“From a public health standpoint, screening of women under 30 is considered to be the least effective investment of resources, because cancer tends to develop in middle age.

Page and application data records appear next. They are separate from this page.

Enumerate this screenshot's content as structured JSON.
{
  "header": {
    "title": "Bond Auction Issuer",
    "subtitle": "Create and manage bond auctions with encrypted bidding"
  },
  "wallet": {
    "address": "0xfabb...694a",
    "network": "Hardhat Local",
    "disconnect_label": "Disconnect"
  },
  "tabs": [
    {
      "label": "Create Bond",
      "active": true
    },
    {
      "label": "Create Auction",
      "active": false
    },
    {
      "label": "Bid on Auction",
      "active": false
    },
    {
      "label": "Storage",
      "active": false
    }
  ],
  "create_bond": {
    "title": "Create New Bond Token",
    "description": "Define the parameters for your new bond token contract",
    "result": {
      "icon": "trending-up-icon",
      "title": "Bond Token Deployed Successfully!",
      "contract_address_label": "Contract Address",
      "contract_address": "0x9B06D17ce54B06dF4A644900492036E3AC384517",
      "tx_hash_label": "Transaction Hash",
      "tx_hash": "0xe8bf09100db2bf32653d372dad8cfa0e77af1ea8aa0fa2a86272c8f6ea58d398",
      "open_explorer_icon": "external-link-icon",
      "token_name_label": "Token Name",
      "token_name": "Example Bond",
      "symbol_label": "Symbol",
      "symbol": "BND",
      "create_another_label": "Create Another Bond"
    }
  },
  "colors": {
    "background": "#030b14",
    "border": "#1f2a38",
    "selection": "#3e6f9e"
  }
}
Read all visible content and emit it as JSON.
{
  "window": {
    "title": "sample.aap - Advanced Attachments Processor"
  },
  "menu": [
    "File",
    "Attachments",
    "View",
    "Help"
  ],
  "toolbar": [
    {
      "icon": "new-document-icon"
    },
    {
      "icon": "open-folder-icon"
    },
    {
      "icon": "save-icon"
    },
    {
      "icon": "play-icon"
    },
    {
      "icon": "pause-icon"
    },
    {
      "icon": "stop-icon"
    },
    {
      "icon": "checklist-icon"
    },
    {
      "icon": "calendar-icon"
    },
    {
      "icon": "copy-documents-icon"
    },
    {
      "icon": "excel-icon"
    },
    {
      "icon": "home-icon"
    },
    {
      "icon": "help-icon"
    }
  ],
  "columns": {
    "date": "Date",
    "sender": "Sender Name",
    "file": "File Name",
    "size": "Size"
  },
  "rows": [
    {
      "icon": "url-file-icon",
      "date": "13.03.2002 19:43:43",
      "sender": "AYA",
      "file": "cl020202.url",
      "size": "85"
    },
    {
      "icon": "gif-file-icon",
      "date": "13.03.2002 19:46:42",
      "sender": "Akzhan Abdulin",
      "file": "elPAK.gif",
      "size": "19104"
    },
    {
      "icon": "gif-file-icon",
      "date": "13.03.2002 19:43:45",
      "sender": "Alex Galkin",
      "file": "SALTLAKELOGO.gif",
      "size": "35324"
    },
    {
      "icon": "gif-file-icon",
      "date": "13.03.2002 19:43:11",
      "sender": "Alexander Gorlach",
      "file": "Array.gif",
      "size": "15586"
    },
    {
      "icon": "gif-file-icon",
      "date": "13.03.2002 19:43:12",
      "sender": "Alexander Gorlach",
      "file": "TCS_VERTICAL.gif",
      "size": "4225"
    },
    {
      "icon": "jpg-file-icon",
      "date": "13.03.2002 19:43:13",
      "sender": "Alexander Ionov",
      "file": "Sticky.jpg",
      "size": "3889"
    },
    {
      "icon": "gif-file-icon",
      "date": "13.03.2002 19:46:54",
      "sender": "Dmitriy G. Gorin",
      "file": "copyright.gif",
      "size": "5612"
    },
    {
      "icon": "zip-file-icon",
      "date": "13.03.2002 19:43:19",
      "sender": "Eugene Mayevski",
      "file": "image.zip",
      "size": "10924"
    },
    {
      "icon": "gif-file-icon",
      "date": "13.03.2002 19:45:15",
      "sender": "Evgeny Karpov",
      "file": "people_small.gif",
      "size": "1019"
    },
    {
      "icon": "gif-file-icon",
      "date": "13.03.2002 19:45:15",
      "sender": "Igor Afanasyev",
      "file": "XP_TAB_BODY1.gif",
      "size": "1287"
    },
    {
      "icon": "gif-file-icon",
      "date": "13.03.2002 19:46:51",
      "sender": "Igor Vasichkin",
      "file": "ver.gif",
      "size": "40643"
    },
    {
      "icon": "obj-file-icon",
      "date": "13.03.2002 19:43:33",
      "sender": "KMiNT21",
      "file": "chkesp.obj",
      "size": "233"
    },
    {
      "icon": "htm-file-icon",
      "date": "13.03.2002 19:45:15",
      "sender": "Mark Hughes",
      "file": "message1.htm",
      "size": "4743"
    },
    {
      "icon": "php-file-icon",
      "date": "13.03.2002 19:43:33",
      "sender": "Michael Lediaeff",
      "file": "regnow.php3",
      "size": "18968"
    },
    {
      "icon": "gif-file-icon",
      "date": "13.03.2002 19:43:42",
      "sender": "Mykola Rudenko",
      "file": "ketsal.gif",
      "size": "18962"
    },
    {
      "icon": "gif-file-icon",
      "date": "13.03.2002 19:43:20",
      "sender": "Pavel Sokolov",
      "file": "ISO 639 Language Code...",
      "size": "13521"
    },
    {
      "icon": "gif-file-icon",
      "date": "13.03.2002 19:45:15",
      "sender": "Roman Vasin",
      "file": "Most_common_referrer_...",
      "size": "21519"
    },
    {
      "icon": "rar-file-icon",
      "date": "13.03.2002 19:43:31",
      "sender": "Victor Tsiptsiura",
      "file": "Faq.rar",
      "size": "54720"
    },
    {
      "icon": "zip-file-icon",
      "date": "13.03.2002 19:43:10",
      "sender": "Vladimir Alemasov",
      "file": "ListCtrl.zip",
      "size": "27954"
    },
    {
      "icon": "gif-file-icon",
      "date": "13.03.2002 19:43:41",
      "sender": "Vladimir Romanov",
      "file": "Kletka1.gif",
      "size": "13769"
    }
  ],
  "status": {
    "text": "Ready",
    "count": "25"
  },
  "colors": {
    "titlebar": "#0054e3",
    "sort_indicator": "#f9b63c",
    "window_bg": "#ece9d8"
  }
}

“Meanwhile, if a woman is screened after age 42, there is an 8 in 10 likelihood no cancer will be detected at her next screening a few years later — meaning they’re a vital way of catching problems early.”